things you would love to spend five bucks on, but let's imagine there are only three things
out there you really want to buy: gum, soda, and movie tickets. Look at the price chart
below and answer the questions.

Good Price
Gum $ .50
Soda $1.00
Movie Ticket $5.00
Determine which good would be the best opportunity cost and why? (One sentence)

Problem # 2

A government has $100 million to spend. Three alternatives, each costing the same
amount, are building a new hospital, and building a sports complex or upgrading highway
infrastructure. If the government decides to upgrade highway infrastructure, the
opportunity cost is not building the new hospital, or not building the sports complex. The
decision to upgrade highway infrastructure means that these alternatives are not chosen.

Create an opportunity chart and determine which of the following would be a better
opportunity cost in one sentence?
Problem # 3

Teams generally do not have enough money to sign every player they want to a contract,
although the New York Yankees are trying to prove otherwise. Had the Blue Jays offered
salary arbitration to Jose Cruz, an arbitrator would have decided his salary for 2003. The
best estimates available suggest that Cruz would have received $5 million for 2003 if an
arbitrator determined his salary. If we believe this estimate and if the Jays had offered
Cruz arbitration, the Jays would be required to retain Cruz and pay him $5 million for the
season. This would be 5 million dollars that they Jays could not use for other purposes.

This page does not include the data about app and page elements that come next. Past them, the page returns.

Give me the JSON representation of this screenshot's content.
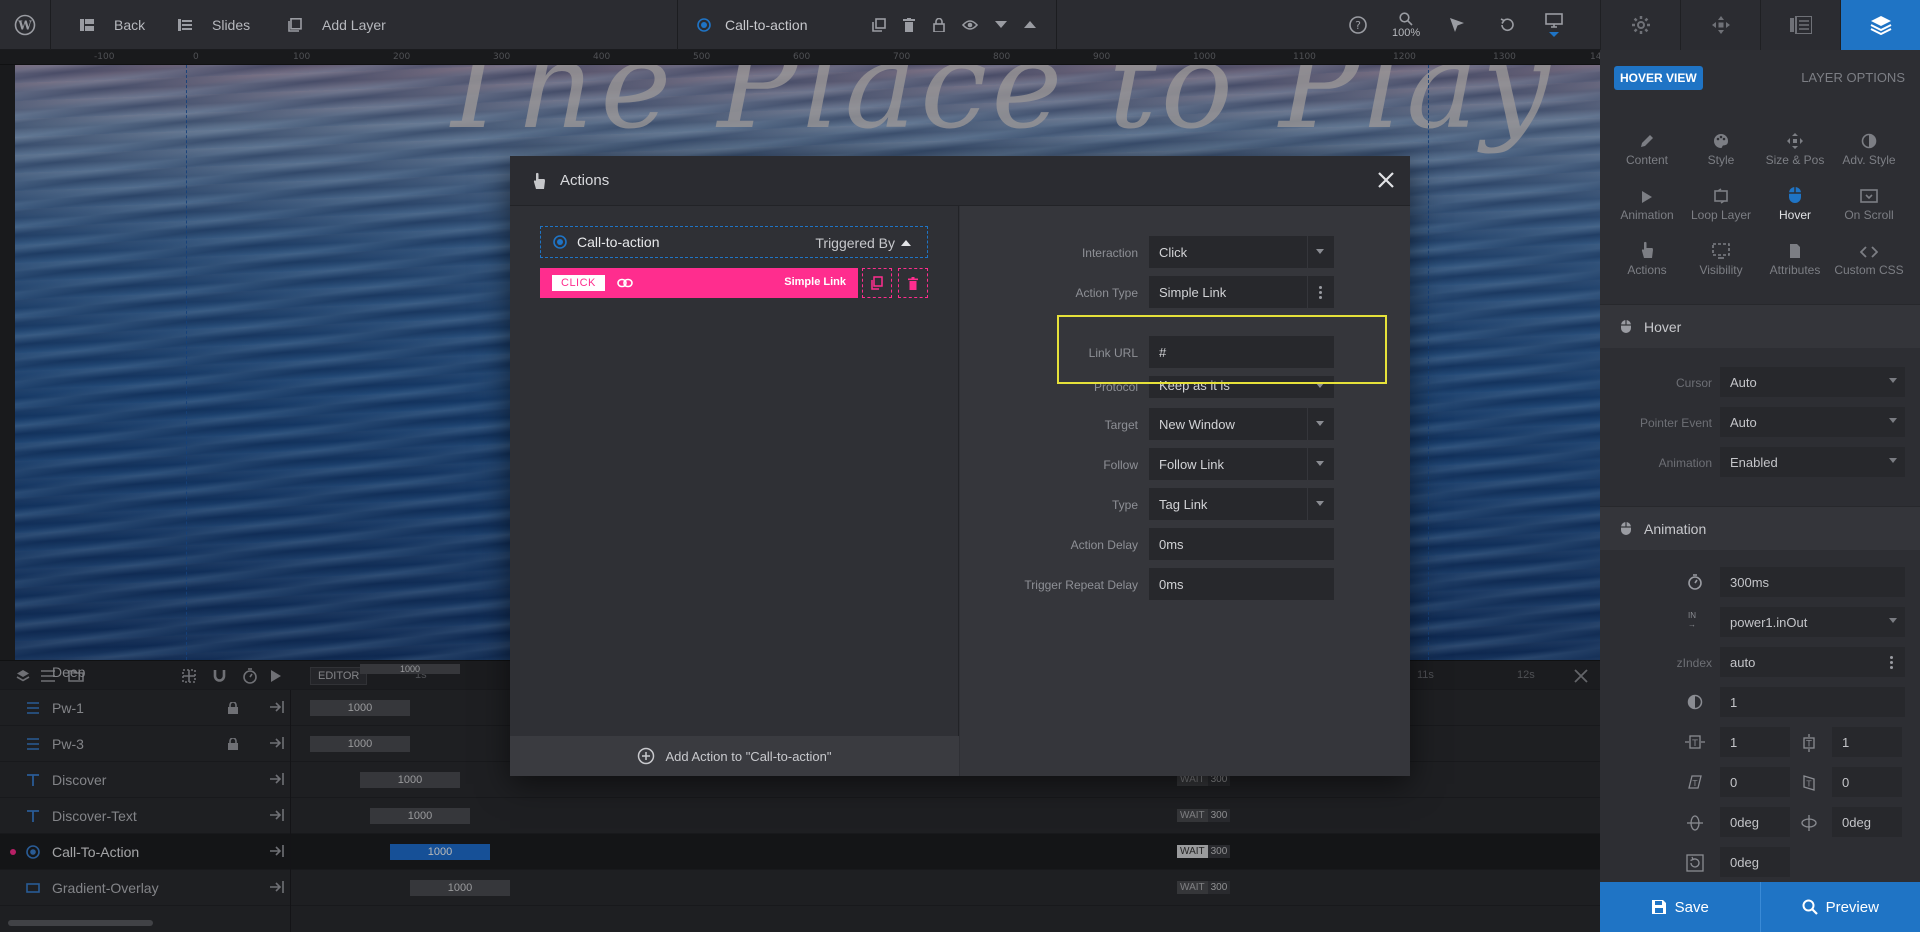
{
  "topbar": {
    "back": "Back",
    "slides": "Slides",
    "add_layer": "Add Layer",
    "current_layer": "Call-to-action",
    "zoom": "100%"
  },
  "ruler": [
    "-100",
    "0",
    "100",
    "200",
    "300",
    "400",
    "500",
    "600",
    "700",
    "800",
    "900",
    "1000",
    "1100",
    "1200",
    "1300",
    "14"
  ],
  "canvas": {
    "title_text": "The Place to Play"
  },
  "timeline": {
    "editor_label": "EDITOR",
    "time_1s": "1s",
    "time_11s": "11s",
    "time_12s": "12s",
    "top_partial": {
      "name": "Deep",
      "duration": "1000"
    },
    "rows": [
      {
        "name": "Pw-1",
        "duration": "1000",
        "locked": true,
        "wait": "",
        "delay": ""
      },
      {
        "name": "Pw-3",
        "duration": "1000",
        "locked": true,
        "wait": "",
        "delay": ""
      },
      {
        "name": "Discover",
        "duration": "1000",
        "locked": false,
        "wait": "WAIT",
        "delay": "300"
      },
      {
        "name": "Discover-Text",
        "duration": "1000",
        "locked": false,
        "wait": "WAIT",
        "delay": "300"
      },
      {
        "name": "Call-To-Action",
        "duration": "1000",
        "locked": false,
        "wait": "WAIT",
        "delay": "300",
        "selected": true
      },
      {
        "name": "Gradient-Overlay",
        "duration": "1000",
        "locked": false,
        "wait": "WAIT",
        "delay": "300"
      }
    ]
  },
  "right_panel": {
    "hover_view": "HOVER VIEW",
    "layer_options": "LAYER OPTIONS",
    "options": [
      {
        "label": "Content",
        "icon": "pen-icon"
      },
      {
        "label": "Style",
        "icon": "palette-icon"
      },
      {
        "label": "Size & Pos",
        "icon": "move-icon"
      },
      {
        "label": "Adv. Style",
        "icon": "contrast-icon"
      },
      {
        "label": "Animation",
        "icon": "play-icon"
      },
      {
        "label": "Loop Layer",
        "icon": "loop-icon"
      },
      {
        "label": "Hover",
        "icon": "mouse-icon",
        "active": true
      },
      {
        "label": "On Scroll",
        "icon": "scroll-icon"
      },
      {
        "label": "Actions",
        "icon": "hand-icon"
      },
      {
        "label": "Visibility",
        "icon": "visibility-icon"
      },
      {
        "label": "Attributes",
        "icon": "attributes-icon"
      },
      {
        "label": "Custom CSS",
        "icon": "code-icon"
      }
    ],
    "hover_section": "Hover",
    "cursor_label": "Cursor",
    "cursor_value": "Auto",
    "pointer_label": "Pointer Event",
    "pointer_value": "Auto",
    "animation_label": "Animation",
    "animation_value": "Enabled",
    "animation_section": "Animation",
    "speed": "300ms",
    "ease": "power1.inOut",
    "zindex_label": "zIndex",
    "zindex": "auto",
    "opacity": "1",
    "scale_x": "1",
    "scale_y": "1",
    "skew_x": "0",
    "skew_y": "0",
    "rotate_x": "0deg",
    "rotate_y": "0deg",
    "rotate_z": "0deg",
    "ease_in_label": "IN",
    "save": "Save",
    "preview": "Preview"
  },
  "modal": {
    "title": "Actions",
    "trigger_layer": "Call-to-action",
    "triggered_by": "Triggered By",
    "action_event": "CLICK",
    "action_type_label": "Simple Link",
    "add_action": "Add Action to \"Call-to-action\"",
    "fields": [
      {
        "label": "Interaction",
        "value": "Click",
        "control": "select"
      },
      {
        "label": "Action Type",
        "value": "Simple Link",
        "control": "menu"
      },
      {
        "label": "Link URL",
        "value": "#",
        "control": "input"
      },
      {
        "label": "Protocol",
        "value": "Keep as it is",
        "control": "select"
      },
      {
        "label": "Target",
        "value": "New Window",
        "control": "select"
      },
      {
        "label": "Follow",
        "value": "Follow Link",
        "control": "select"
      },
      {
        "label": "Type",
        "value": "Tag Link",
        "control": "select"
      },
      {
        "label": "Action Delay",
        "value": "0ms",
        "control": "input"
      },
      {
        "label": "Trigger Repeat Delay",
        "value": "0ms",
        "control": "input"
      }
    ]
  },
  "colors": {
    "accent": "#1f74c5",
    "action_pink": "#ff2d8e",
    "highlight": "#e6e13a"
  }
}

If we look at the moves the Blue Jays have made over the winter, it seems that they used
this $5 million to sign other players. The Blue Jays have signed 6 players to contracts
who played elsewhere in 2002. The players and the salaries they will be paid in 2003 are
as follows:

Player Position Salary Former Team

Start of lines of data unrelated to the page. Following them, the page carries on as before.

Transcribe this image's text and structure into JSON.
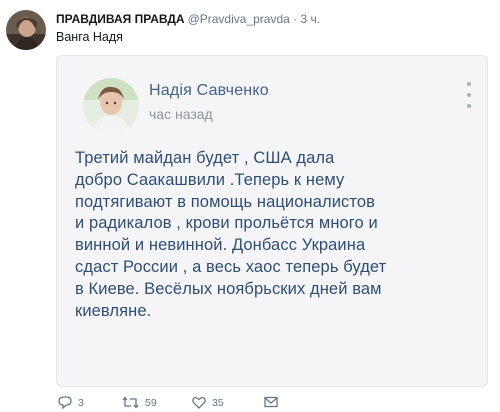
{
  "tweet": {
    "author_name": "ПРАВДИВАЯ ПРАВДА",
    "author_handle": "@Pravdiva_pravda · 3 ч.",
    "text": "Ванга Надя",
    "card": {
      "name": "Надія Савченко",
      "time": "час назад",
      "lines": [
        "Третий майдан будет , США дала",
        "добро Саакашвили .Теперь к нему",
        "подтягивают в помощь  националистов",
        "и радикалов , крови прольётся много и",
        "винной и невинной.  Донбасс Украина",
        "сдаст России , а весь хаос теперь будет",
        "в Киеве. Весёлых ноябрьских дней вам",
        "киевляне."
      ]
    },
    "actions": {
      "reply_count": "3",
      "retweet_count": "59",
      "like_count": "35"
    }
  },
  "icons": {
    "reply": "reply-icon",
    "retweet": "retweet-icon",
    "like": "heart-icon",
    "dm": "envelope-icon",
    "menu": "more-vertical-icon"
  },
  "colors": {
    "card_name": "#41628a",
    "card_text": "#2d4f75",
    "meta": "#657786"
  }
}
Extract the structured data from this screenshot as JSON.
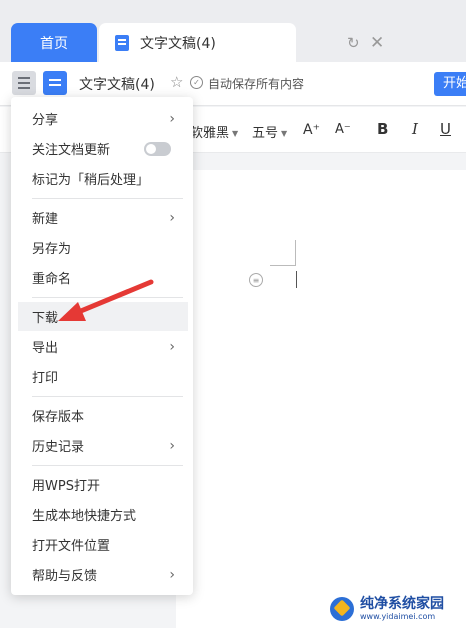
{
  "tabs": {
    "home": "首页",
    "doc": "文字文稿(4)"
  },
  "titlebar": {
    "doc_name": "文字文稿(4)",
    "autosave": "自动保存所有内容",
    "start": "开始"
  },
  "toolbar": {
    "font": "软雅黑",
    "size": "五号",
    "grow": "A⁺",
    "shrink": "A⁻",
    "bold": "B",
    "italic": "I",
    "underline": "U"
  },
  "menu": {
    "share": "分享",
    "follow": "关注文档更新",
    "mark_later": "标记为「稍后处理」",
    "new": "新建",
    "save_as": "另存为",
    "rename": "重命名",
    "download": "下载",
    "export": "导出",
    "print": "打印",
    "save_version": "保存版本",
    "history": "历史记录",
    "open_wps": "用WPS打开",
    "shortcut": "生成本地快捷方式",
    "open_location": "打开文件位置",
    "help": "帮助与反馈"
  },
  "watermark": {
    "name": "纯净系统家园",
    "url": "www.yidaimei.com"
  },
  "colors": {
    "accent": "#3b7ef6",
    "annotation": "#e53935"
  }
}
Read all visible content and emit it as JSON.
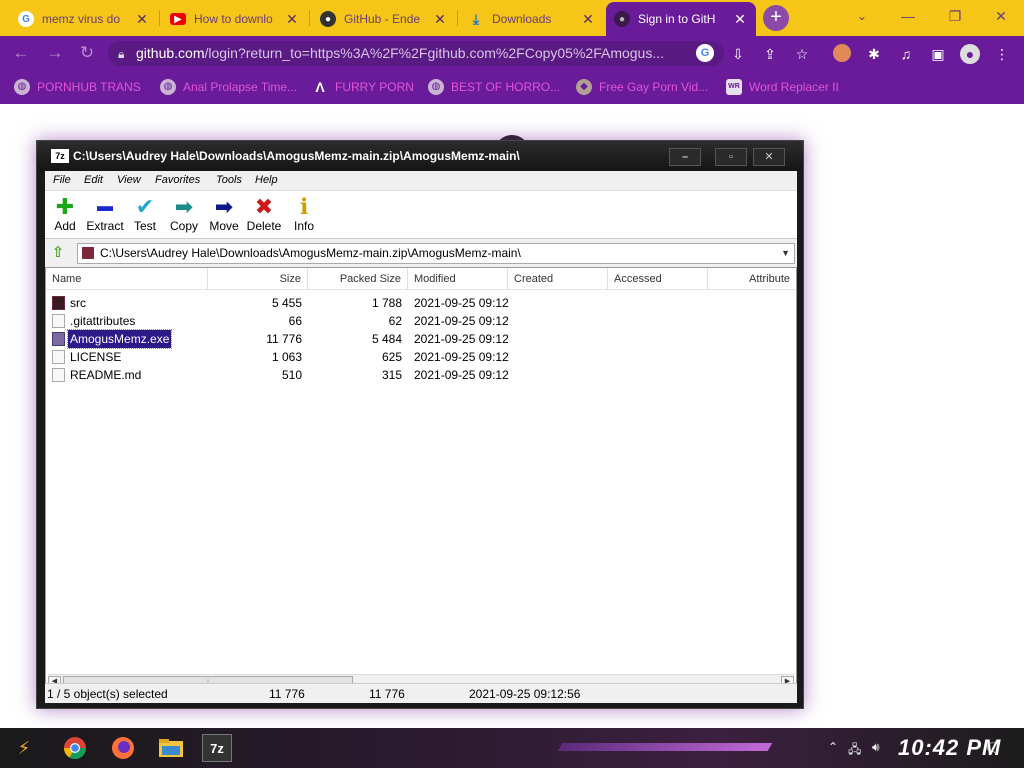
{
  "browser": {
    "tabs": [
      {
        "title": "memz virus do",
        "icon": "google-icon"
      },
      {
        "title": "How to downlo",
        "icon": "youtube-icon"
      },
      {
        "title": "GitHub - Ende",
        "icon": "github-icon"
      },
      {
        "title": "Downloads",
        "icon": "download-icon"
      },
      {
        "title": "Sign in to GitH",
        "icon": "github-icon",
        "active": true
      }
    ],
    "url_host": "github.com",
    "url_path": "/login?return_to=https%3A%2F%2Fgithub.com%2FCopy05%2FAmogus...",
    "bookmarks": [
      "PORNHUB TRANS",
      "Anal Prolapse Time...",
      "FURRY PORN",
      "BEST OF HORRO...",
      "Free Gay Porn Vid...",
      "Word Replacer II"
    ],
    "colors": {
      "tab_bar": "#f5c518",
      "chrome": "#6a1b9a",
      "bookmark_text": "#e055d8"
    }
  },
  "zip": {
    "title": "C:\\Users\\Audrey Hale\\Downloads\\AmogusMemz-main.zip\\AmogusMemz-main\\",
    "menu": [
      "File",
      "Edit",
      "View",
      "Favorites",
      "Tools",
      "Help"
    ],
    "toolbar": [
      {
        "label": "Add",
        "icon": "plus-icon",
        "glyph": "✚",
        "color": "#1aa81a"
      },
      {
        "label": "Extract",
        "icon": "minus-icon",
        "glyph": "▬",
        "color": "#1a2ad0"
      },
      {
        "label": "Test",
        "icon": "check-icon",
        "glyph": "✔",
        "color": "#20a8c8"
      },
      {
        "label": "Copy",
        "icon": "copy-arrow-icon",
        "glyph": "➡",
        "color": "#1a8a8a"
      },
      {
        "label": "Move",
        "icon": "move-arrow-icon",
        "glyph": "➡",
        "color": "#0a1a8a"
      },
      {
        "label": "Delete",
        "icon": "delete-x-icon",
        "glyph": "✖",
        "color": "#d01818"
      },
      {
        "label": "Info",
        "icon": "info-icon",
        "glyph": "ℹ",
        "color": "#c8a000"
      }
    ],
    "path": "C:\\Users\\Audrey Hale\\Downloads\\AmogusMemz-main.zip\\AmogusMemz-main\\",
    "columns": [
      "Name",
      "Size",
      "Packed Size",
      "Modified",
      "Created",
      "Accessed",
      "Attribute"
    ],
    "files": [
      {
        "name": "src",
        "type": "folder",
        "size": "5 455",
        "packed": "1 788",
        "modified": "2021-09-25 09:12"
      },
      {
        "name": ".gitattributes",
        "type": "file",
        "size": "66",
        "packed": "62",
        "modified": "2021-09-25 09:12"
      },
      {
        "name": "AmogusMemz.exe",
        "type": "exe",
        "size": "11 776",
        "packed": "5 484",
        "modified": "2021-09-25 09:12",
        "selected": true
      },
      {
        "name": "LICENSE",
        "type": "file",
        "size": "1 063",
        "packed": "625",
        "modified": "2021-09-25 09:12"
      },
      {
        "name": "README.md",
        "type": "file",
        "size": "510",
        "packed": "315",
        "modified": "2021-09-25 09:12"
      }
    ],
    "status": {
      "selection": "1 / 5 object(s) selected",
      "size": "11 776",
      "packed": "11 776",
      "modified": "2021-09-25 09:12:56"
    },
    "selection_color": "#2a1a8a"
  },
  "taskbar": {
    "apps": [
      {
        "name": "chrome",
        "icon": "chrome-icon"
      },
      {
        "name": "firefox",
        "icon": "firefox-icon"
      },
      {
        "name": "file-explorer",
        "icon": "folder-icon"
      },
      {
        "name": "7zip",
        "icon": "sevenzip-icon",
        "label": "7z"
      }
    ],
    "clock": "10:42 PM"
  }
}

Bordick,
Shortstop $1,000,000 Baltimore
Mike
Catalanotto,
Outfielder $2,200,000 Texas
Frank
Creek,
Pitcher $ 700,000 Seattle
Doug
Myers,
Catcher $1,000,000 Oakland
Greg
Sturtze,
Pitcher $1,000,000 Tampa
Tanyon
Tam,
Pitcher $ 600,000 Oakland
Jeff
TOTAL 6 PLAYERS $6,500,000

So the Jays have spent $6.5 million on players during this off-season. It is likely that, if
the Jays were paying Jose Cruz $5 million for 2003, they would not have spent this $6.5
million on these six players.

Explain why the blue Jays paid the better opportunity cost? (Two sentences)
Problem # 4

Develop your own personal opportunity cost chart.

Include the following:

-5 items
-Costs
-Benefits
-Determine and explain your decision for choosing your opportunity cost